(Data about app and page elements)
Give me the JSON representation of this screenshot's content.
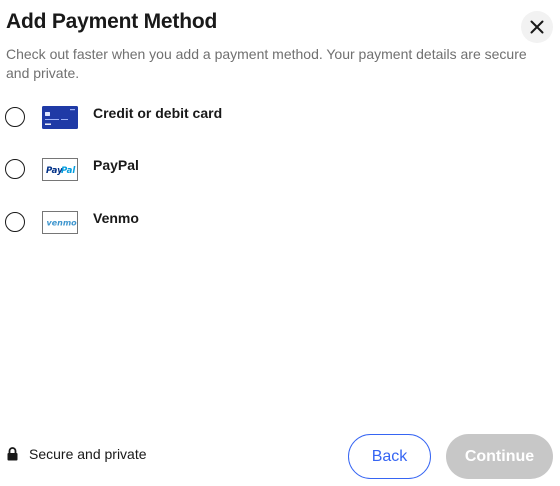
{
  "dialog": {
    "title": "Add Payment Method",
    "subtitle": "Check out faster when you add a payment method. Your payment details are secure and private.",
    "close_icon": "close-icon"
  },
  "payment_options": [
    {
      "label": "Credit or debit card",
      "icon": "credit-card-icon",
      "selected": false
    },
    {
      "label": "PayPal",
      "icon": "paypal-logo",
      "logo_text": "PayPal",
      "selected": false
    },
    {
      "label": "Venmo",
      "icon": "venmo-logo",
      "logo_text": "venmo",
      "selected": false
    }
  ],
  "footer": {
    "secure_label": "Secure and private",
    "secure_icon": "lock-icon",
    "back_label": "Back",
    "continue_label": "Continue",
    "continue_disabled": true
  },
  "colors": {
    "primary_blue": "#3665f3",
    "disabled_gray": "#c7c7c7",
    "card_blue": "#1f3aa6",
    "paypal_navy": "#003087",
    "paypal_blue": "#009cde",
    "venmo_blue": "#3d95ce"
  }
}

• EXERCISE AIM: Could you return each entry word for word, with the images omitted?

• PROBLEM SOLUTION:
Give me the JSON representation of this screenshot's content.
{
  "dialog": {
    "title": "Add Payment Method",
    "subtitle": "Check out faster when you add a payment method. Your payment details are secure and private.",
    "close_icon": "close-icon"
  },
  "payment_options": [
    {
      "label": "Credit or debit card",
      "icon": "credit-card-icon",
      "selected": false
    },
    {
      "label": "PayPal",
      "icon": "paypal-logo",
      "logo_text": "PayPal",
      "selected": false
    },
    {
      "label": "Venmo",
      "icon": "venmo-logo",
      "logo_text": "venmo",
      "selected": false
    }
  ],
  "footer": {
    "secure_label": "Secure and private",
    "secure_icon": "lock-icon",
    "back_label": "Back",
    "continue_label": "Continue",
    "continue_disabled": true
  },
  "colors": {
    "primary_blue": "#3665f3",
    "disabled_gray": "#c7c7c7",
    "card_blue": "#1f3aa6",
    "paypal_navy": "#003087",
    "paypal_blue": "#009cde",
    "venmo_blue": "#3d95ce"
  }
}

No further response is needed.